Filtration to filter various particles of size and weight. They are designed to en-train or filter away contaminants with these industrial Bag Filter Vessels. When unfiltered liquid enters the housing, solids are contained inside the basket for easy removal. Choose from maximum working pressures of 100, 150, or 300 PSI with a -300°F maximum working temperature. These liquid filter bag housing and vessels are made of aluminum, carbon steel, polypropylene (PP), stainless steel 304, or stainless steel 316.
Types of Filtration By SRS International Direct
Y-Strainers (Wye-strainers) are typically used in applications where the amount of solids to be removed is small, and where frequent clean-out is not required. They are most often installed in gaseous services such as steam, air, nitrogen, natural gas, etc. The compact, cylindrical shape of the Y-strainer is very strong and can readily accommodate the high pressures that are common in this type of service. Unlike basket strainers y-type typically come in NPT, flanged and even sanitary connections
An SRS Y-strainer has the advantage of being able to be installed in either a horizontal or vertical position. However, in both cases, the screening element or “leg” must be on the “downside” of the strainer body so the entrapped solids can be properly collected and held for disposal.

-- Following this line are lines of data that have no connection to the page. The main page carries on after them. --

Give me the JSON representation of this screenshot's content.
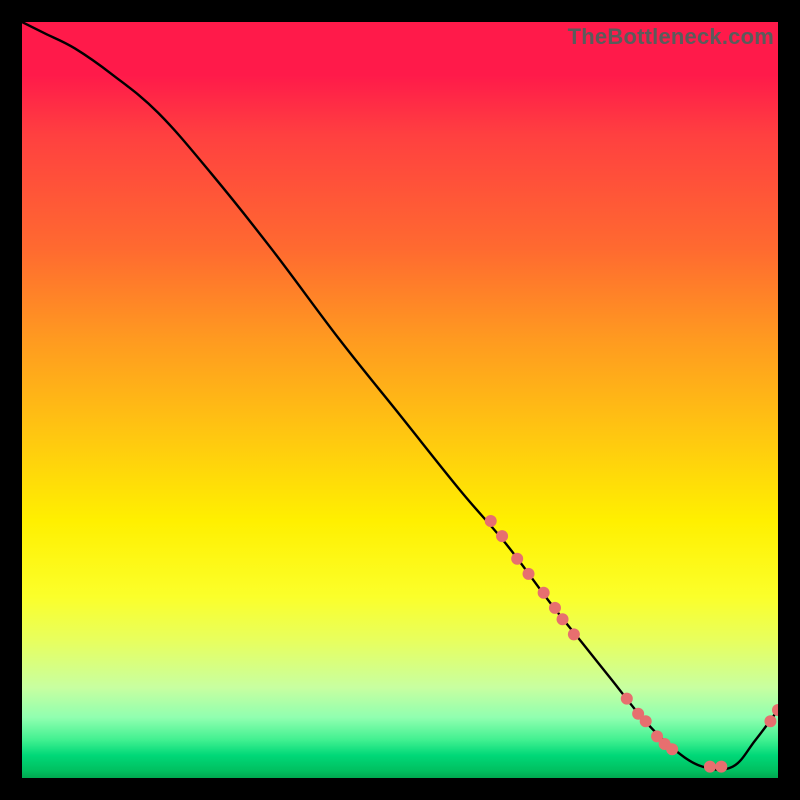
{
  "watermark": {
    "text": "TheBottleneck.com"
  },
  "chart_data": {
    "type": "line",
    "title": "",
    "xlabel": "",
    "ylabel": "",
    "xlim": [
      0,
      100
    ],
    "ylim": [
      0,
      100
    ],
    "gradient_stops": [
      {
        "pos": 0,
        "color": "#ff1a4a"
      },
      {
        "pos": 7,
        "color": "#ff1a4a"
      },
      {
        "pos": 15,
        "color": "#ff4040"
      },
      {
        "pos": 30,
        "color": "#ff6a30"
      },
      {
        "pos": 42,
        "color": "#ff9a20"
      },
      {
        "pos": 55,
        "color": "#ffc810"
      },
      {
        "pos": 66,
        "color": "#fff000"
      },
      {
        "pos": 76,
        "color": "#fbff2a"
      },
      {
        "pos": 82,
        "color": "#e7ff60"
      },
      {
        "pos": 88,
        "color": "#c8ffa0"
      },
      {
        "pos": 92,
        "color": "#90ffb0"
      },
      {
        "pos": 95,
        "color": "#40f090"
      },
      {
        "pos": 97,
        "color": "#00d878"
      },
      {
        "pos": 99,
        "color": "#00c060"
      },
      {
        "pos": 100,
        "color": "#00a850"
      }
    ],
    "series": [
      {
        "name": "bottleneck-curve",
        "color": "#000000",
        "x": [
          0,
          3,
          7,
          12,
          18,
          25,
          33,
          42,
          50,
          58,
          64,
          70,
          74,
          78,
          82,
          86,
          90,
          94,
          97,
          100
        ],
        "y": [
          100,
          98.5,
          96.5,
          93,
          88,
          80,
          70,
          58,
          48,
          38,
          31,
          23,
          18,
          13,
          8,
          4,
          1.5,
          1.5,
          5,
          9
        ]
      }
    ],
    "markers": {
      "color": "#e76f6f",
      "radius": 6,
      "points": [
        {
          "x": 62,
          "y": 34
        },
        {
          "x": 63.5,
          "y": 32
        },
        {
          "x": 65.5,
          "y": 29
        },
        {
          "x": 67,
          "y": 27
        },
        {
          "x": 69,
          "y": 24.5
        },
        {
          "x": 70.5,
          "y": 22.5
        },
        {
          "x": 71.5,
          "y": 21
        },
        {
          "x": 73,
          "y": 19
        },
        {
          "x": 80,
          "y": 10.5
        },
        {
          "x": 81.5,
          "y": 8.5
        },
        {
          "x": 82.5,
          "y": 7.5
        },
        {
          "x": 84,
          "y": 5.5
        },
        {
          "x": 85,
          "y": 4.5
        },
        {
          "x": 86,
          "y": 3.8
        },
        {
          "x": 91,
          "y": 1.5
        },
        {
          "x": 92.5,
          "y": 1.5
        },
        {
          "x": 99,
          "y": 7.5
        },
        {
          "x": 100,
          "y": 9
        }
      ]
    }
  }
}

Heavy-duty Strainers are furnished with high quality stainless steel screens that are carefully fabricated to fit the strainer body perfectly. This, coupled with the precision machined screen seat on the body of the strainer, protects against any bypass.
Bag or Cartridge Type Filters

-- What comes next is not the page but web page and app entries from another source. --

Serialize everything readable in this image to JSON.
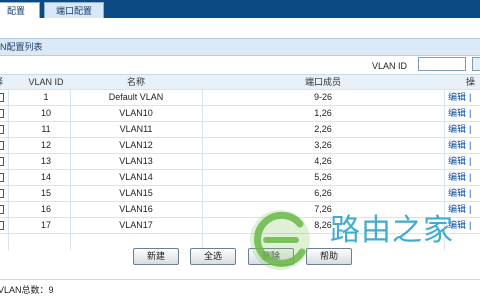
{
  "tabs": [
    {
      "label": "配置",
      "active": true
    },
    {
      "label": "端口配置",
      "active": false
    }
  ],
  "section_title": "N配置列表",
  "filter": {
    "label": "VLAN ID",
    "value": ""
  },
  "table": {
    "headers": {
      "select": "择",
      "vlan_id": "VLAN ID",
      "name": "名称",
      "ports": "端口成员",
      "ops": "操"
    },
    "rows": [
      {
        "id": "1",
        "name": "Default VLAN",
        "ports": "9-26",
        "edit": "编辑",
        "sep": "|"
      },
      {
        "id": "10",
        "name": "VLAN10",
        "ports": "1,26",
        "edit": "编辑",
        "sep": "|"
      },
      {
        "id": "11",
        "name": "VLAN11",
        "ports": "2,26",
        "edit": "编辑",
        "sep": "|"
      },
      {
        "id": "12",
        "name": "VLAN12",
        "ports": "3,26",
        "edit": "编辑",
        "sep": "|"
      },
      {
        "id": "13",
        "name": "VLAN13",
        "ports": "4,26",
        "edit": "编辑",
        "sep": "|"
      },
      {
        "id": "14",
        "name": "VLAN14",
        "ports": "5,26",
        "edit": "编辑",
        "sep": "|"
      },
      {
        "id": "15",
        "name": "VLAN15",
        "ports": "6,26",
        "edit": "编辑",
        "sep": "|"
      },
      {
        "id": "16",
        "name": "VLAN16",
        "ports": "7,26",
        "edit": "编辑",
        "sep": "|"
      },
      {
        "id": "17",
        "name": "VLAN17",
        "ports": "8,26",
        "edit": "编辑",
        "sep": "|"
      }
    ]
  },
  "buttons": {
    "new": "新建",
    "select_all": "全选",
    "delete": "删除",
    "help": "帮助"
  },
  "footer": {
    "total": "VLAN总数：9"
  },
  "watermark": {
    "text": "路由之家"
  },
  "colors": {
    "tab_bar": "#0b4a82",
    "header_bg": "#e8f0f8",
    "link": "#1050a0",
    "watermark": "#2ba5c9"
  }
}
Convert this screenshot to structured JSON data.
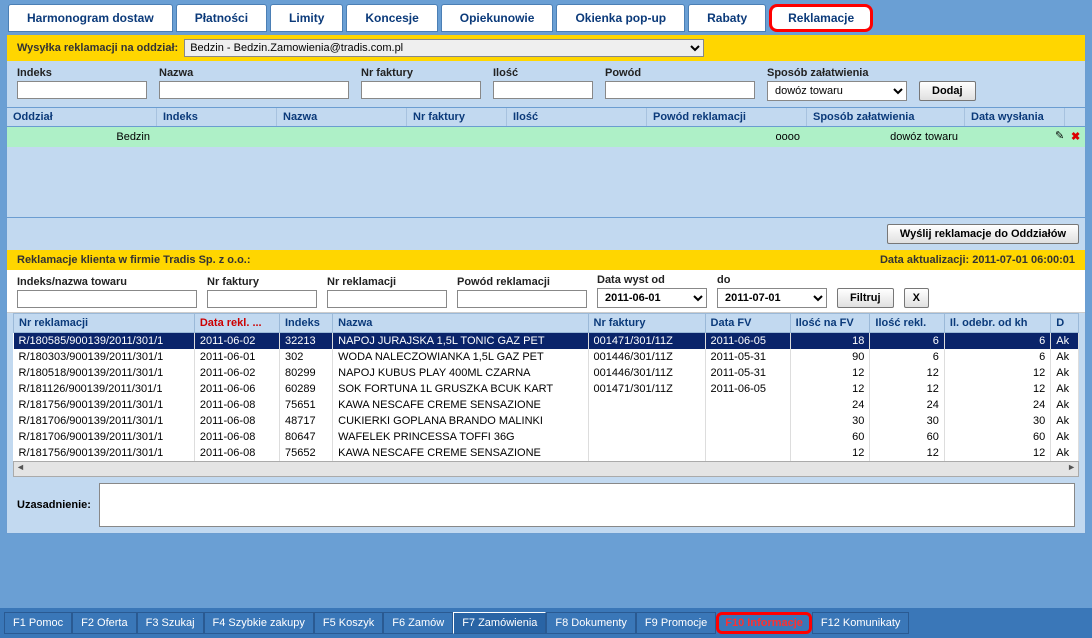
{
  "tabs": [
    "Harmonogram dostaw",
    "Płatności",
    "Limity",
    "Koncesje",
    "Opiekunowie",
    "Okienka pop-up",
    "Rabaty",
    "Reklamacje"
  ],
  "activeTab": 7,
  "send": {
    "label": "Wysyłka reklamacji na oddział:",
    "branch": "Bedzin  -  Bedzin.Zamowienia@tradis.com.pl"
  },
  "filters1": {
    "indeks": "Indeks",
    "nazwa": "Nazwa",
    "nrfak": "Nr faktury",
    "ilosc": "Ilość",
    "powod": "Powód",
    "sposob": "Sposób załatwienia",
    "sposob_val": "dowóz towaru",
    "dodaj": "Dodaj"
  },
  "cols1": [
    "Oddział",
    "Indeks",
    "Nazwa",
    "Nr faktury",
    "Ilość",
    "Powód reklamacji",
    "Sposób załatwienia",
    "Data wysłania"
  ],
  "row1": {
    "oddzial": "Bedzin",
    "powod": "oooo",
    "sposob": "dowóz towaru"
  },
  "sendBtn": "Wyślij reklamacje do Oddziałów",
  "bar2": {
    "left": "Reklamacje klienta w firmie Tradis Sp. z o.o.:",
    "right": "Data aktualizacji: 2011-07-01 06:00:01"
  },
  "filters2": {
    "inl": "Indeks/nazwa towaru",
    "nrfak": "Nr faktury",
    "nrrek": "Nr reklamacji",
    "powod": "Powód reklamacji",
    "dod": "Data wyst od",
    "dod_v": "2011-06-01",
    "do": "do",
    "do_v": "2011-07-01",
    "filtruj": "Filtruj",
    "x": "X"
  },
  "gridCols": [
    "Nr reklamacji",
    "Data rekl. ...",
    "Indeks",
    "Nazwa",
    "Nr faktury",
    "Data FV",
    "Ilość na FV",
    "Ilość rekl.",
    "Il. odebr. od kh",
    "D"
  ],
  "gridRows": [
    {
      "nr": "R/180585/900139/2011/301/1",
      "dr": "2011-06-02",
      "idx": "32213",
      "naz": "NAPOJ JURAJSKA 1,5L TONIC GAZ PET",
      "nf": "001471/301/11Z",
      "dfv": "2011-06-05",
      "ifv": "18",
      "ir": "6",
      "io": "6",
      "d": "Ak",
      "sel": true
    },
    {
      "nr": "R/180303/900139/2011/301/1",
      "dr": "2011-06-01",
      "idx": "302",
      "naz": "WODA NALECZOWIANKA 1,5L GAZ PET",
      "nf": "001446/301/11Z",
      "dfv": "2011-05-31",
      "ifv": "90",
      "ir": "6",
      "io": "6",
      "d": "Ak"
    },
    {
      "nr": "R/180518/900139/2011/301/1",
      "dr": "2011-06-02",
      "idx": "80299",
      "naz": "NAPOJ KUBUS PLAY 400ML CZARNA",
      "nf": "001446/301/11Z",
      "dfv": "2011-05-31",
      "ifv": "12",
      "ir": "12",
      "io": "12",
      "d": "Ak"
    },
    {
      "nr": "R/181126/900139/2011/301/1",
      "dr": "2011-06-06",
      "idx": "60289",
      "naz": "SOK FORTUNA 1L GRUSZKA BCUK KART",
      "nf": "001471/301/11Z",
      "dfv": "2011-06-05",
      "ifv": "12",
      "ir": "12",
      "io": "12",
      "d": "Ak"
    },
    {
      "nr": "R/181756/900139/2011/301/1",
      "dr": "2011-06-08",
      "idx": "75651",
      "naz": "KAWA NESCAFE CREME SENSAZIONE",
      "nf": "",
      "dfv": "",
      "ifv": "24",
      "ir": "24",
      "io": "24",
      "d": "Ak"
    },
    {
      "nr": "R/181706/900139/2011/301/1",
      "dr": "2011-06-08",
      "idx": "48717",
      "naz": "CUKIERKI GOPLANA BRANDO MALINKI",
      "nf": "",
      "dfv": "",
      "ifv": "30",
      "ir": "30",
      "io": "30",
      "d": "Ak"
    },
    {
      "nr": "R/181706/900139/2011/301/1",
      "dr": "2011-06-08",
      "idx": "80647",
      "naz": "WAFELEK PRINCESSA TOFFI 36G",
      "nf": "",
      "dfv": "",
      "ifv": "60",
      "ir": "60",
      "io": "60",
      "d": "Ak"
    },
    {
      "nr": "R/181756/900139/2011/301/1",
      "dr": "2011-06-08",
      "idx": "75652",
      "naz": "KAWA NESCAFE CREME SENSAZIONE",
      "nf": "",
      "dfv": "",
      "ifv": "12",
      "ir": "12",
      "io": "12",
      "d": "Ak"
    }
  ],
  "uz": "Uzasadnienie:",
  "fkeys": [
    "F1 Pomoc",
    "F2 Oferta",
    "F3 Szukaj",
    "F4 Szybkie zakupy",
    "F5 Koszyk",
    "F6 Zamów",
    "F7 Zamówienia",
    "F8 Dokumenty",
    "F9 Promocje",
    "F10 Informacje",
    "F12 Komunikaty"
  ]
}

Bag filters tend to have the lowest equipment investment costs, and are generally tolerant of a wide range of process conditions, making them a good choice for a wide range of applications.
Bag Filters are a great choice for a liquid filtration system, will offer numerous potential benefits. A wise filter selection can minimize process downtime, reduce or eliminate waste disposal costs, limit worker exposure to the process liquid, reduce maintenance time and expense, and improve product quality.
Candle Type Filtration
The name candle filtration comes from the shape of the filter element, which is a long, this is not a cartridge filter, thin cylinder that resembles a candle. The earliest type of candle filter was developed by Wilhelm Berkefeld of Germany in the 1890s for water purification. For the brewing industry, candle filters, Similar to pall filters, were developed for beer filtration in the 1950s and 1960s. They remain popular today. The candles are mounted inside a cylindrical pressure vessel that receives unfiltered beer. The candle itself is the septum that holds the filter aid, which could be diatomaceous earth, perlite, cellulose, or other materials, during the solid–liquid separation. The candles themselves do not perform any filtration. It is the filter aid which coats the candle that does the actual filtration. Most commonly, candles are fabricated from metal, almost exclusively stainless steel today or ceramic, although other materials are possible. Early candles were composed of stacked washers with small dimples to create a gap between them, allowing liquid but not filter aid to pass through. Today, candles are made from wedge or v-wire and have much greater precision than older types. Unfiltered beer passes from the outside of the candle, through the filter cake, and into the center of the candle. This now filtered beer passes up through a mounting plate or manifold holding the candles and out of the filter housing. Most candles are mounted to the top of the filter housing, but some models have a bottom-mounted candle. For the purposes of beer filtration, there is no difference in the mounting position.